The Great O Antiphons

The Great O Antiphons

ACCLAMATION   The acclamations follow the Christological titles, They share the same sublime purpose of the Magnificat: to herald the grandeur of the salvation that the Son of God will bring; You fill the universe and hold all things together; You appeared to Moses and gave him the law; You stand as an ensign for the nations; What you open no one can close again; You are splendour of eternal light and sun of justice; You are the cornerstone which makes all one; You are our king and judge, the Saviour. Notice how they expand the titles, and explain them.

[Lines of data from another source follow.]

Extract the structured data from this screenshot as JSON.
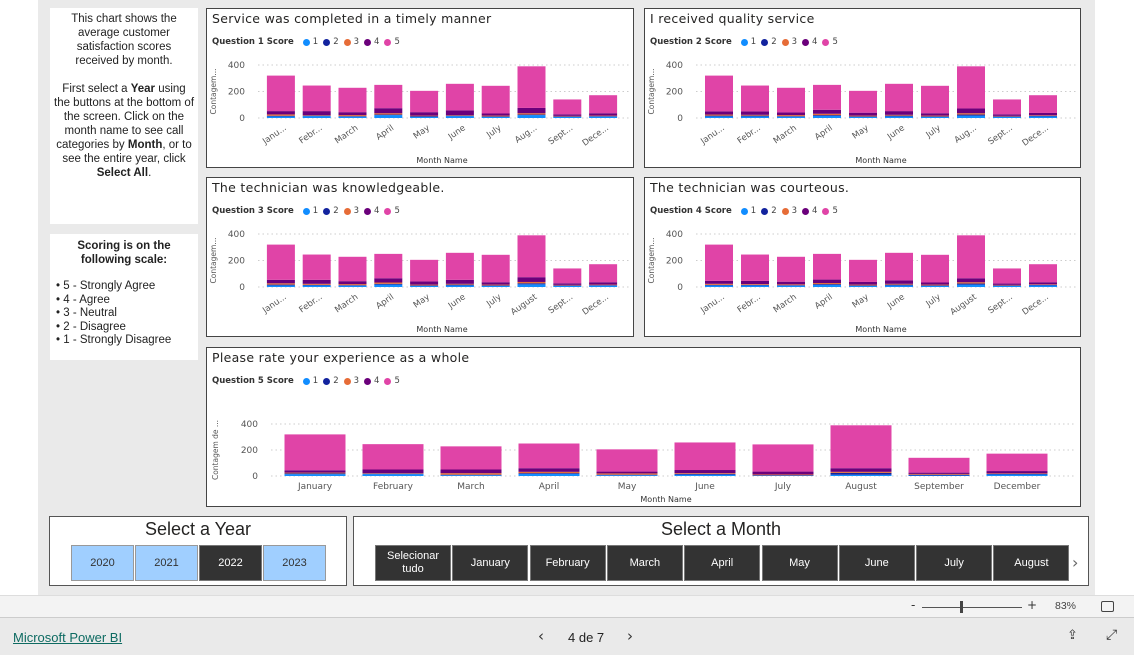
{
  "info_text": {
    "p1": "This chart shows the average customer satisfaction scores received by month.",
    "p2_pre": "First select a ",
    "year_word": "Year",
    "p2_mid": " using the buttons at the bottom of the screen. Click on the month name to see call categories by ",
    "month_word": "Month",
    "p2_mid2": ", or to see the entire year, click ",
    "select_all": "Select All",
    "p2_end": "."
  },
  "scale": {
    "title": "Scoring is on the following scale:",
    "items": [
      "5 - Strongly Agree",
      "4 - Agree",
      "3 - Neutral",
      "2 - Disagree",
      "1 - Strongly Disagree"
    ]
  },
  "colors": {
    "1": "#118dff",
    "2": "#12239e",
    "3": "#e66c37",
    "4": "#6b007b",
    "5": "#e044a7"
  },
  "chart_data": [
    {
      "type": "bar",
      "stacked": true,
      "title": "Service was completed in a timely manner",
      "legend_title": "Question 1 Score",
      "xlabel": "Month Name",
      "ylabel": "Contagem...",
      "ylim": [
        0,
        400
      ],
      "yticks": [
        0,
        200,
        400
      ],
      "grid": true,
      "categories": [
        "Janu...",
        "Febr...",
        "March",
        "April",
        "May",
        "June",
        "July",
        "Aug...",
        "Sept...",
        "Dece..."
      ],
      "series": [
        {
          "name": "1",
          "values": [
            12,
            14,
            10,
            22,
            8,
            14,
            8,
            22,
            8,
            10
          ]
        },
        {
          "name": "2",
          "values": [
            5,
            4,
            4,
            4,
            6,
            4,
            4,
            4,
            4,
            4
          ]
        },
        {
          "name": "3",
          "values": [
            10,
            4,
            8,
            10,
            4,
            4,
            6,
            10,
            4,
            4
          ]
        },
        {
          "name": "4",
          "values": [
            25,
            30,
            22,
            38,
            26,
            36,
            16,
            40,
            12,
            18
          ]
        },
        {
          "name": "5",
          "values": [
            268,
            193,
            184,
            176,
            161,
            200,
            209,
            314,
            112,
            136
          ]
        }
      ]
    },
    {
      "type": "bar",
      "stacked": true,
      "title": "I received quality service",
      "legend_title": "Question 2 Score",
      "xlabel": "Month Name",
      "ylabel": "Contagem...",
      "ylim": [
        0,
        400
      ],
      "yticks": [
        0,
        200,
        400
      ],
      "grid": true,
      "categories": [
        "Janu...",
        "Febr...",
        "March",
        "April",
        "May",
        "June",
        "July",
        "Aug...",
        "Sept...",
        "Dece..."
      ],
      "series": [
        {
          "name": "1",
          "values": [
            12,
            12,
            10,
            16,
            8,
            12,
            8,
            18,
            8,
            12
          ]
        },
        {
          "name": "2",
          "values": [
            6,
            6,
            4,
            6,
            4,
            6,
            4,
            8,
            4,
            4
          ]
        },
        {
          "name": "3",
          "values": [
            8,
            6,
            8,
            10,
            6,
            6,
            6,
            10,
            4,
            4
          ]
        },
        {
          "name": "4",
          "values": [
            24,
            26,
            20,
            30,
            22,
            28,
            18,
            36,
            12,
            18
          ]
        },
        {
          "name": "5",
          "values": [
            270,
            195,
            186,
            188,
            165,
            206,
            207,
            318,
            112,
            134
          ]
        }
      ]
    },
    {
      "type": "bar",
      "stacked": true,
      "title": "The technician was knowledgeable.",
      "legend_title": "Question 3 Score",
      "xlabel": "Month Name",
      "ylabel": "Contagem...",
      "ylim": [
        0,
        400
      ],
      "yticks": [
        0,
        200,
        400
      ],
      "grid": true,
      "categories": [
        "Janu...",
        "Febr...",
        "March",
        "April",
        "May",
        "June",
        "July",
        "August",
        "Sept...",
        "Dece..."
      ],
      "series": [
        {
          "name": "1",
          "values": [
            12,
            12,
            10,
            18,
            8,
            12,
            8,
            20,
            8,
            10
          ]
        },
        {
          "name": "2",
          "values": [
            6,
            4,
            4,
            6,
            4,
            6,
            4,
            8,
            4,
            4
          ]
        },
        {
          "name": "3",
          "values": [
            10,
            8,
            8,
            10,
            6,
            6,
            6,
            10,
            4,
            4
          ]
        },
        {
          "name": "4",
          "values": [
            26,
            30,
            22,
            32,
            24,
            30,
            18,
            36,
            12,
            18
          ]
        },
        {
          "name": "5",
          "values": [
            266,
            191,
            184,
            184,
            163,
            204,
            207,
            316,
            112,
            136
          ]
        }
      ]
    },
    {
      "type": "bar",
      "stacked": true,
      "title": "The technician was courteous.",
      "legend_title": "Question 4 Score",
      "xlabel": "Month Name",
      "ylabel": "Contagem...",
      "ylim": [
        0,
        400
      ],
      "yticks": [
        0,
        200,
        400
      ],
      "grid": true,
      "categories": [
        "Janu...",
        "Febr...",
        "March",
        "April",
        "May",
        "June",
        "July",
        "August",
        "Sept...",
        "Dece..."
      ],
      "series": [
        {
          "name": "1",
          "values": [
            12,
            12,
            10,
            16,
            8,
            12,
            8,
            18,
            8,
            12
          ]
        },
        {
          "name": "2",
          "values": [
            4,
            4,
            4,
            6,
            4,
            6,
            4,
            8,
            4,
            4
          ]
        },
        {
          "name": "3",
          "values": [
            8,
            6,
            6,
            8,
            6,
            6,
            6,
            10,
            4,
            4
          ]
        },
        {
          "name": "4",
          "values": [
            22,
            24,
            20,
            26,
            20,
            26,
            16,
            30,
            10,
            16
          ]
        },
        {
          "name": "5",
          "values": [
            274,
            199,
            188,
            194,
            167,
            208,
            209,
            324,
            114,
            136
          ]
        }
      ]
    },
    {
      "type": "bar",
      "stacked": true,
      "title": "Please rate your experience as a whole",
      "legend_title": "Question 5 Score",
      "xlabel": "Month Name",
      "ylabel": "Contagem de ...",
      "ylim": [
        0,
        400
      ],
      "yticks": [
        0,
        200,
        400
      ],
      "grid": true,
      "categories": [
        "January",
        "February",
        "March",
        "April",
        "May",
        "June",
        "July",
        "August",
        "September",
        "December"
      ],
      "series": [
        {
          "name": "1",
          "values": [
            14,
            14,
            6,
            16,
            6,
            10,
            4,
            10,
            4,
            12
          ]
        },
        {
          "name": "2",
          "values": [
            6,
            4,
            4,
            6,
            4,
            6,
            2,
            14,
            6,
            4
          ]
        },
        {
          "name": "3",
          "values": [
            6,
            4,
            12,
            10,
            10,
            6,
            6,
            8,
            6,
            4
          ]
        },
        {
          "name": "4",
          "values": [
            18,
            28,
            28,
            28,
            14,
            24,
            22,
            28,
            10,
            18
          ]
        },
        {
          "name": "5",
          "values": [
            276,
            195,
            178,
            190,
            171,
            212,
            209,
            330,
            114,
            134
          ]
        }
      ]
    }
  ],
  "year_slicer": {
    "title": "Select a Year",
    "options": [
      {
        "label": "2020",
        "selected": true
      },
      {
        "label": "2021",
        "selected": true
      },
      {
        "label": "2022",
        "selected": false
      },
      {
        "label": "2023",
        "selected": true
      }
    ]
  },
  "month_slicer": {
    "title": "Select a Month",
    "options": [
      "Selecionar tudo",
      "January",
      "February",
      "March",
      "April",
      "May",
      "June",
      "July",
      "August"
    ]
  },
  "zoom": {
    "minus": "-",
    "plus": "+",
    "level": "83%",
    "value_percent": 83
  },
  "footer": {
    "brand": "Microsoft Power BI",
    "page": "4 de 7"
  }
}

SUPPLICATION   The Invocation “O Come”, professes the community’s hope that, since he has always revealed himself as The-One-Who-Comes, so he will not delay. Thus the O which was a vocative at the beginning of the Antiphon becomes an urgent supplication at this point. O come and teach us; O come and save us; O come to deliver us; O come and free the captive; O come and enlighten us; O come and save man; O come and save us. We who make these appeals may well be redeemed, but we labour under the shadow of original sin. Until he comes to be fully formed in us, as once he was in Mary, we cannot grow, in the words of St. Paul, to maturity, to the measure of the stature of the fullness of Christ. Each exclamation consequently signifies desperate need and desperate hope. Upon his safe delivery depends our safe delivery. The supplicatory verbs – teach us, save, us, deliver us; free those, enlighten those, save man, come and save us, bespeaks the love that seeks to unite our will with the will of God the Redeemer.

But faith, hope and love that underpin the prayers of Advent are sometimes fragile and often weak. And so, for all the beauty of the language, the antiphons are a cry from a wounded people who have known the loss of grace and dignity through sin. The petitions they contain therefore are not composed for aesthetic pleasure or for mere literary appreciation. They are carefully planned to articulate the very real need of the whole of mankind, a fallen race which, though redeemed, is not yet fully saved. What they request corresponds to the state of the human condition as revealed in scripture and by the experience of every thinking person. The antiphons are the fruit of the Church’s prolonged examination of conscience. Such self-scrutiny is feasible precisely because of Christmas. Advent is there to encourage and assure God’s people that, when we admit our insufficiency, God comes. It is the Church’s confidence in the God who comes that makes the owning of sin, implied in the Magnificat versicles such a joyful and not a pessimistic experience. It has grasped as Good News what God is telling it through the liturgies of Advent and Christmastide: that sin, once admitted, is no obstacle to his love, since it is for sinners that the Son of God became Son of Man, to transform the sons of men into sons of God.